Exercise brief: Below are some records; find each line that carries the word "JSON" and copy it.

■ ■ ■ ■ ■

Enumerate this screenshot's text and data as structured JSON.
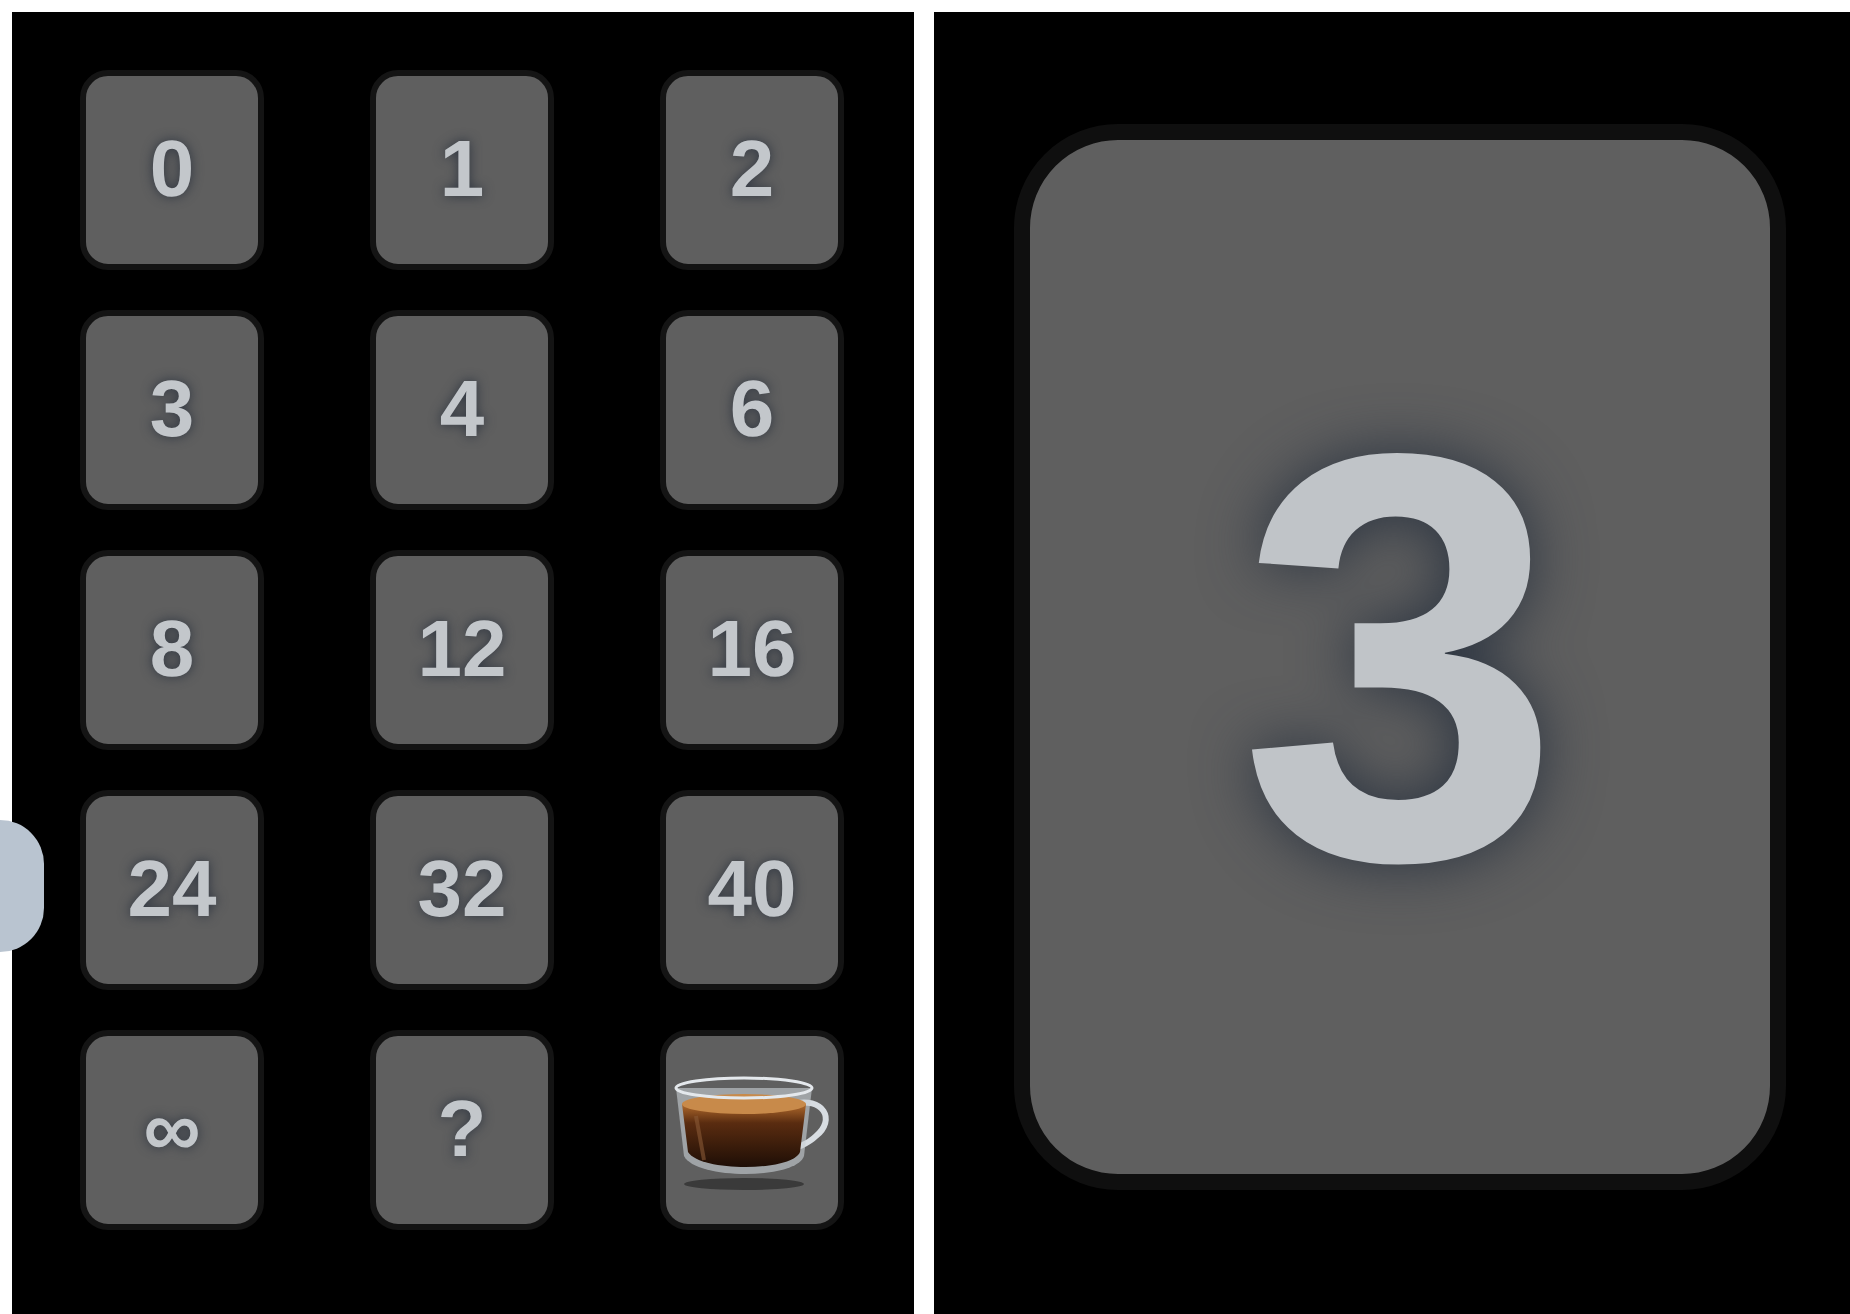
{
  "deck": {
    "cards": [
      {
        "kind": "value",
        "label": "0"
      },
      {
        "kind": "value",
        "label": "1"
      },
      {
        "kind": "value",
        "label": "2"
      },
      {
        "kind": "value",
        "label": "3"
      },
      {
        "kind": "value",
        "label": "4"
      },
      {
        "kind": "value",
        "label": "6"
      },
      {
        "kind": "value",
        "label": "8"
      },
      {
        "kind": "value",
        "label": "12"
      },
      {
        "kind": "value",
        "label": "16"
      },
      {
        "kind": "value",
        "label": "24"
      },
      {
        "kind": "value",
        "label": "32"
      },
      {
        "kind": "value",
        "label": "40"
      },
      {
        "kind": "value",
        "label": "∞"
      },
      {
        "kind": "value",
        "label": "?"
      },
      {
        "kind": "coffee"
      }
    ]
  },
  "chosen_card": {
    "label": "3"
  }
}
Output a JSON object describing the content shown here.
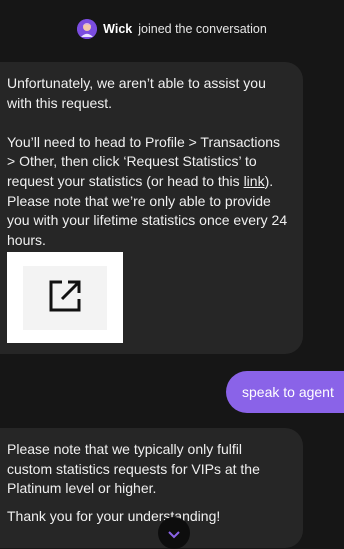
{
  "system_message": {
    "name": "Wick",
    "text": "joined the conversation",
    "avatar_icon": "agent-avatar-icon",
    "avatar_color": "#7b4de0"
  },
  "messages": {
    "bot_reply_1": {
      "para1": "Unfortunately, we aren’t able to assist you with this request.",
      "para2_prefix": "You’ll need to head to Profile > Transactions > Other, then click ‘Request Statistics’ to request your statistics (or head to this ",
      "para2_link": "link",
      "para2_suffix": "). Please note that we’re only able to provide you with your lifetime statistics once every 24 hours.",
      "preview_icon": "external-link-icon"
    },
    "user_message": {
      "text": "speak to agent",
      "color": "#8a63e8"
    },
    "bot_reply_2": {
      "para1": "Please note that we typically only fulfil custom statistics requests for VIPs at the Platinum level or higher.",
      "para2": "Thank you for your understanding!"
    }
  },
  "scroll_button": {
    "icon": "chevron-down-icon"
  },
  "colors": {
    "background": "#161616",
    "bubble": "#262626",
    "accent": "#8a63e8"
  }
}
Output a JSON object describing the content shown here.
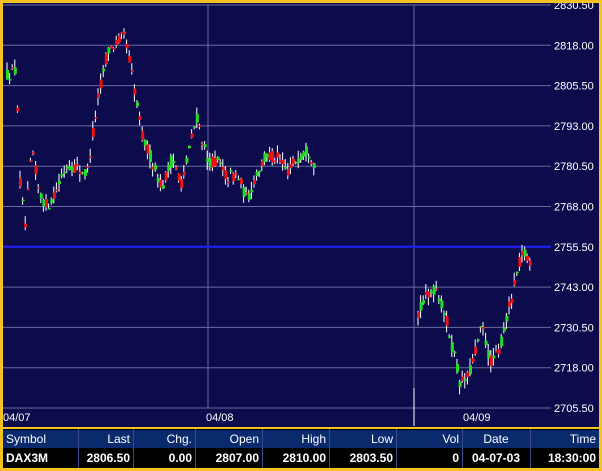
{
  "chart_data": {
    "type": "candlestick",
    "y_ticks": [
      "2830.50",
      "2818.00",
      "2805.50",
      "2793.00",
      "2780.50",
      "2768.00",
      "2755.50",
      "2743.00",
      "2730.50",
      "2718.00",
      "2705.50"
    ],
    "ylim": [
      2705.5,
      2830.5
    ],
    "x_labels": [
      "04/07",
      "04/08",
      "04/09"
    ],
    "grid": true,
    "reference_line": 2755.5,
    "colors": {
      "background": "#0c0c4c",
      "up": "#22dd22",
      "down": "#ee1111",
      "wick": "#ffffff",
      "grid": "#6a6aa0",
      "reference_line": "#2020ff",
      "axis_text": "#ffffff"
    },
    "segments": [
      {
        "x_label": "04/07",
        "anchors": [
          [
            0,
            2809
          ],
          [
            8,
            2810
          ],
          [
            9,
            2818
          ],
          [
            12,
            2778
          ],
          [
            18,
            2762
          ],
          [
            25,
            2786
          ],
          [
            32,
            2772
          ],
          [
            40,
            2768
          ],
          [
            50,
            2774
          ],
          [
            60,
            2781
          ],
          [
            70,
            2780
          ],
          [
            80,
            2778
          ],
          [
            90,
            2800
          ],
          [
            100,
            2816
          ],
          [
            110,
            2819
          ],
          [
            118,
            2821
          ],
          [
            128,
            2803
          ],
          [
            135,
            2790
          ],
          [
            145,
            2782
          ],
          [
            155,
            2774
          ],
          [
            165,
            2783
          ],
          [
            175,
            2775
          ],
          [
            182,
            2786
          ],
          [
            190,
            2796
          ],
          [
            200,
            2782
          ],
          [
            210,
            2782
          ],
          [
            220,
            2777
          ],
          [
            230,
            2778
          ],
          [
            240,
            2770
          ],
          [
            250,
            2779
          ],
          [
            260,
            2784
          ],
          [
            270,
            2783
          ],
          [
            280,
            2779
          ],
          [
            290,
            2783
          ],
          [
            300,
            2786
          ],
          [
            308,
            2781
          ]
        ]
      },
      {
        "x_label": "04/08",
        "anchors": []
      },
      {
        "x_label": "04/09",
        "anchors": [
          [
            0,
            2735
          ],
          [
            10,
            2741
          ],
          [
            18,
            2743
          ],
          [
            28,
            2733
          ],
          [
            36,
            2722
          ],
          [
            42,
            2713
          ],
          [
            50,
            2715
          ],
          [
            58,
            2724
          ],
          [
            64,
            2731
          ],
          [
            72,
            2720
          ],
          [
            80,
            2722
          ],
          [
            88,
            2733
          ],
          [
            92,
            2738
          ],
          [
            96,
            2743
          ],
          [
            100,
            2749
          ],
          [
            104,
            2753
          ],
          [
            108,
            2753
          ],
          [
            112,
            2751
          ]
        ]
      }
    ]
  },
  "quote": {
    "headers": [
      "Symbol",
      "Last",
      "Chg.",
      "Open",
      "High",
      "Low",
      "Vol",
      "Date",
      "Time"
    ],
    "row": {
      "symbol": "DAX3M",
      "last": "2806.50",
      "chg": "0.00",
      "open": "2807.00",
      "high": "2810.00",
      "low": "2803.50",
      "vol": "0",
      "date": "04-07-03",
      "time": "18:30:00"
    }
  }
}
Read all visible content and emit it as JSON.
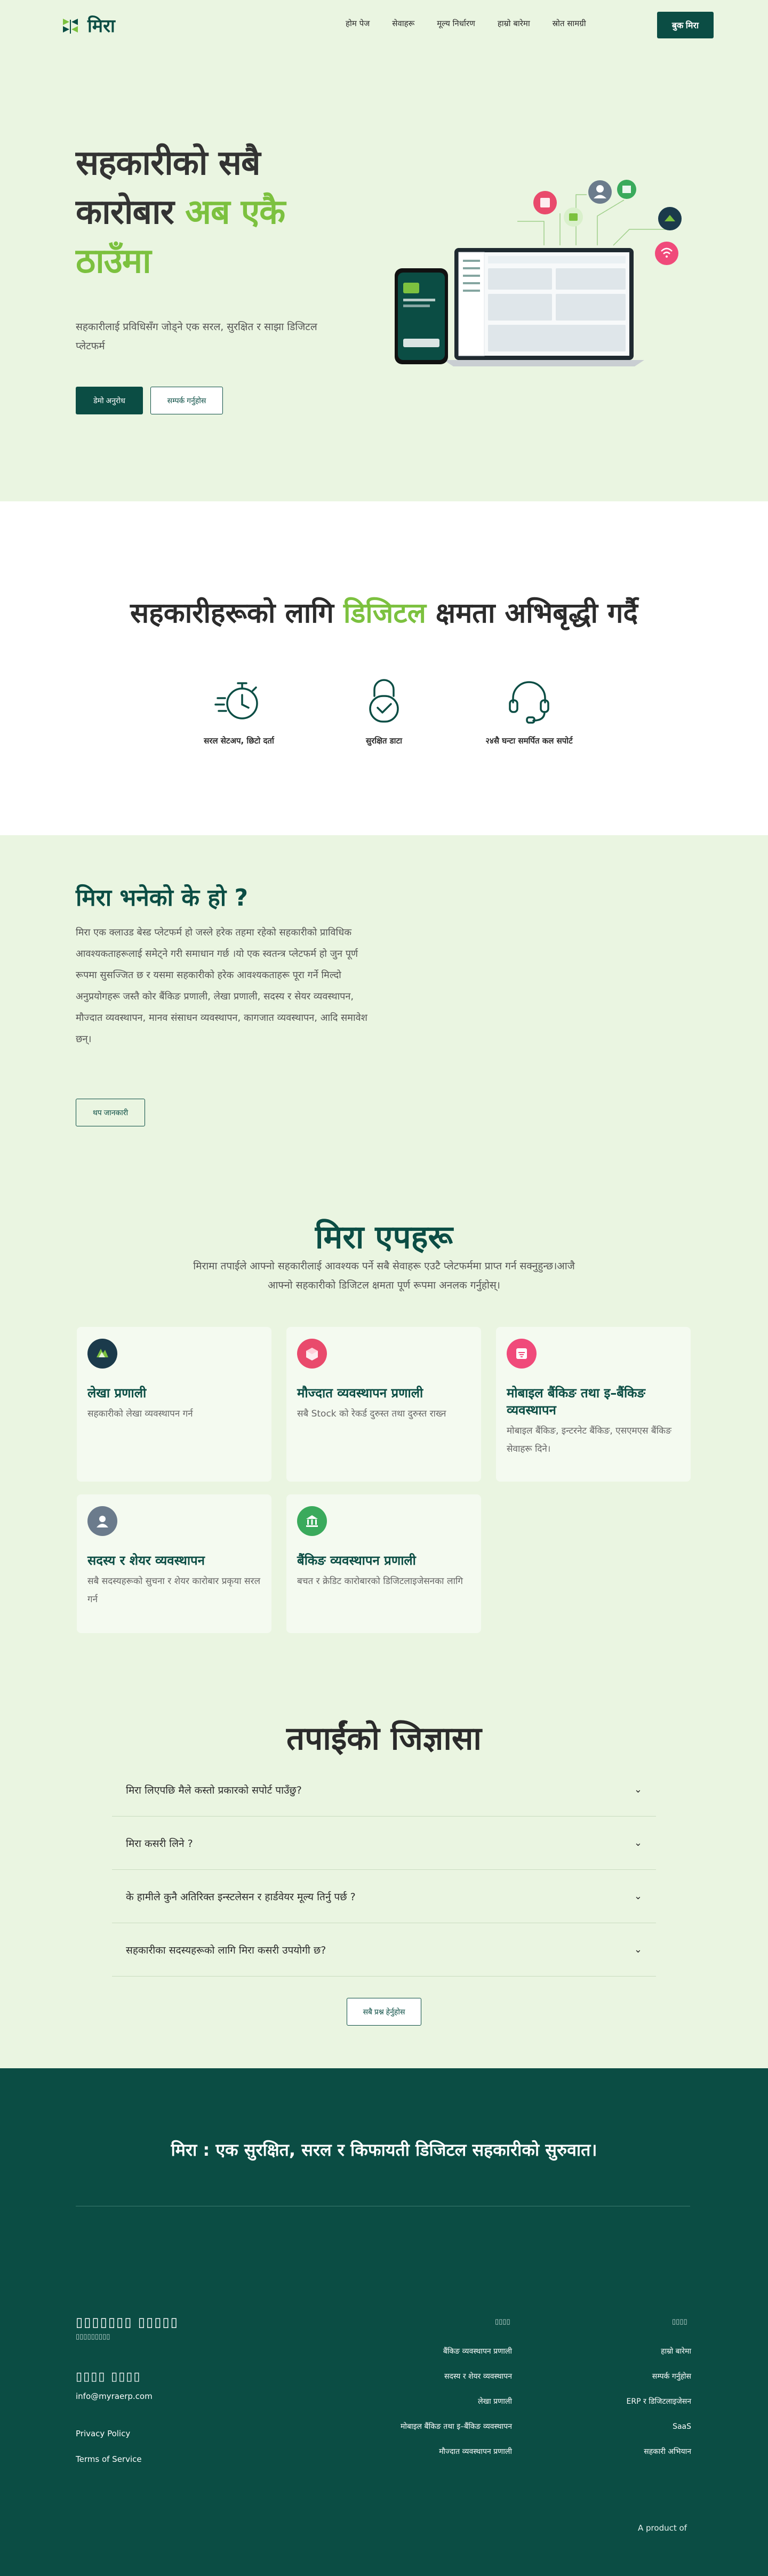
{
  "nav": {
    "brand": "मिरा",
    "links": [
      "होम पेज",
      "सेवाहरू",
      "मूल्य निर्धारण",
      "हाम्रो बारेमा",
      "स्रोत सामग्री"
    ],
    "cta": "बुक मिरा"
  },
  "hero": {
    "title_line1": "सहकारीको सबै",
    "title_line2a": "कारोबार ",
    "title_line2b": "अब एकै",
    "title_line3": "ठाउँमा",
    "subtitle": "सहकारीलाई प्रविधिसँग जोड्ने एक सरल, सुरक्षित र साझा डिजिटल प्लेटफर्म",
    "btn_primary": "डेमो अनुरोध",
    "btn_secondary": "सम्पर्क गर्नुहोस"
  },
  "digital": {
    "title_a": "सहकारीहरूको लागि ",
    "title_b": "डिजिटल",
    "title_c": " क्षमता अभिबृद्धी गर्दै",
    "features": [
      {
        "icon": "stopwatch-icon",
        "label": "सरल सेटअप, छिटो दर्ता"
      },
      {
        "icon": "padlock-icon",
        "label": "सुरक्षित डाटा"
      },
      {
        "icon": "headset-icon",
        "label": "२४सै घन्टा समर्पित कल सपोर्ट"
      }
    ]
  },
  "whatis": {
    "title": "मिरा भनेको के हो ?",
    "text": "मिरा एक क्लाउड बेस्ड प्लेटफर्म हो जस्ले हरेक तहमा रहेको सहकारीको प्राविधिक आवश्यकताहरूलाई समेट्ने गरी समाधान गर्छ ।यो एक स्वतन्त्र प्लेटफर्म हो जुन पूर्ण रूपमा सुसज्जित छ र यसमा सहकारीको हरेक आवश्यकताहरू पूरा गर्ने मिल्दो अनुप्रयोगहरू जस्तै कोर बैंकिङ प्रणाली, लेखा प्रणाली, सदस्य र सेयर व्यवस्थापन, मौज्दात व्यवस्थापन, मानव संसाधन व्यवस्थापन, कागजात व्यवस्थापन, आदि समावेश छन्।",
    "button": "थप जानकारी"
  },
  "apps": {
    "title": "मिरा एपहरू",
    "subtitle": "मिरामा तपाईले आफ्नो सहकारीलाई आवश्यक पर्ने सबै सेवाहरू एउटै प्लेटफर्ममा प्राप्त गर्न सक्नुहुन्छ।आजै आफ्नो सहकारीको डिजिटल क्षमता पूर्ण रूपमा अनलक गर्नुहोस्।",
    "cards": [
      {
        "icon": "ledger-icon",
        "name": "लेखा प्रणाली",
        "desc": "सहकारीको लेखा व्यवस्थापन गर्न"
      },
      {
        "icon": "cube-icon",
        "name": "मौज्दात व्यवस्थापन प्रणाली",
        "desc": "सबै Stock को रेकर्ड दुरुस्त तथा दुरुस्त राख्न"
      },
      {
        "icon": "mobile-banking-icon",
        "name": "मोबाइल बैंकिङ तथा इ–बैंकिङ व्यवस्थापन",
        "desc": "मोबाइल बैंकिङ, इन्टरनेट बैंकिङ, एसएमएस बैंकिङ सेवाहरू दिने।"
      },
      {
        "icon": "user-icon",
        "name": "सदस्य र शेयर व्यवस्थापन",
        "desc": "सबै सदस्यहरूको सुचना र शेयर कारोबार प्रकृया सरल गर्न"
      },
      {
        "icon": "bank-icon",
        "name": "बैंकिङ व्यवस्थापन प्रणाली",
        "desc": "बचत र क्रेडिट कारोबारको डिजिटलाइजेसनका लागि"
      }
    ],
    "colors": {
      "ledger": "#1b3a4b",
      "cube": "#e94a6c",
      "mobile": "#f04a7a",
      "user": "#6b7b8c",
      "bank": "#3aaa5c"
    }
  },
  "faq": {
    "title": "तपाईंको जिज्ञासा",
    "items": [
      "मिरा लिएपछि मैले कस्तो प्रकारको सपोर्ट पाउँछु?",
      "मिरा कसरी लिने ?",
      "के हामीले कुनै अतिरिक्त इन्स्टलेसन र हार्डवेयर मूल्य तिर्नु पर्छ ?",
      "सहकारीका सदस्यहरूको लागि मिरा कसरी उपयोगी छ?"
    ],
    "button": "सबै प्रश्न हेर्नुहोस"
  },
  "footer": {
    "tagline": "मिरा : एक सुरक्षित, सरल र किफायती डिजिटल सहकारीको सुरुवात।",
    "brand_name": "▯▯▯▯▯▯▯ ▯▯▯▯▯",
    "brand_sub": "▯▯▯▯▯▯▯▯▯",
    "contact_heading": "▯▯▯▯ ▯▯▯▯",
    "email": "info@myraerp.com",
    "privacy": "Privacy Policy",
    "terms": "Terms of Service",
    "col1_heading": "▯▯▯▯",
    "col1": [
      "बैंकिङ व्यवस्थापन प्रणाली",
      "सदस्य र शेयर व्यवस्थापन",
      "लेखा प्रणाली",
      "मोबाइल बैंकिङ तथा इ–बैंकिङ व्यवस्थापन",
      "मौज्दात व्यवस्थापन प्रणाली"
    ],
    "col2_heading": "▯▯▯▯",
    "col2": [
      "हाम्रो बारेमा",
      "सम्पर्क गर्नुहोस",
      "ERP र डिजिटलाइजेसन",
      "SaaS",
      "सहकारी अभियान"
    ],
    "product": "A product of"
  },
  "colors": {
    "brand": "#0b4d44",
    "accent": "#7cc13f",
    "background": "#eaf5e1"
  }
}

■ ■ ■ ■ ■

Expected output:
Enumerate this screenshot's text and data as structured JSON.
Output a JSON object describing the content shown here.
Output a JSON object describing the content shown here.
Read all visible content and emit it as JSON.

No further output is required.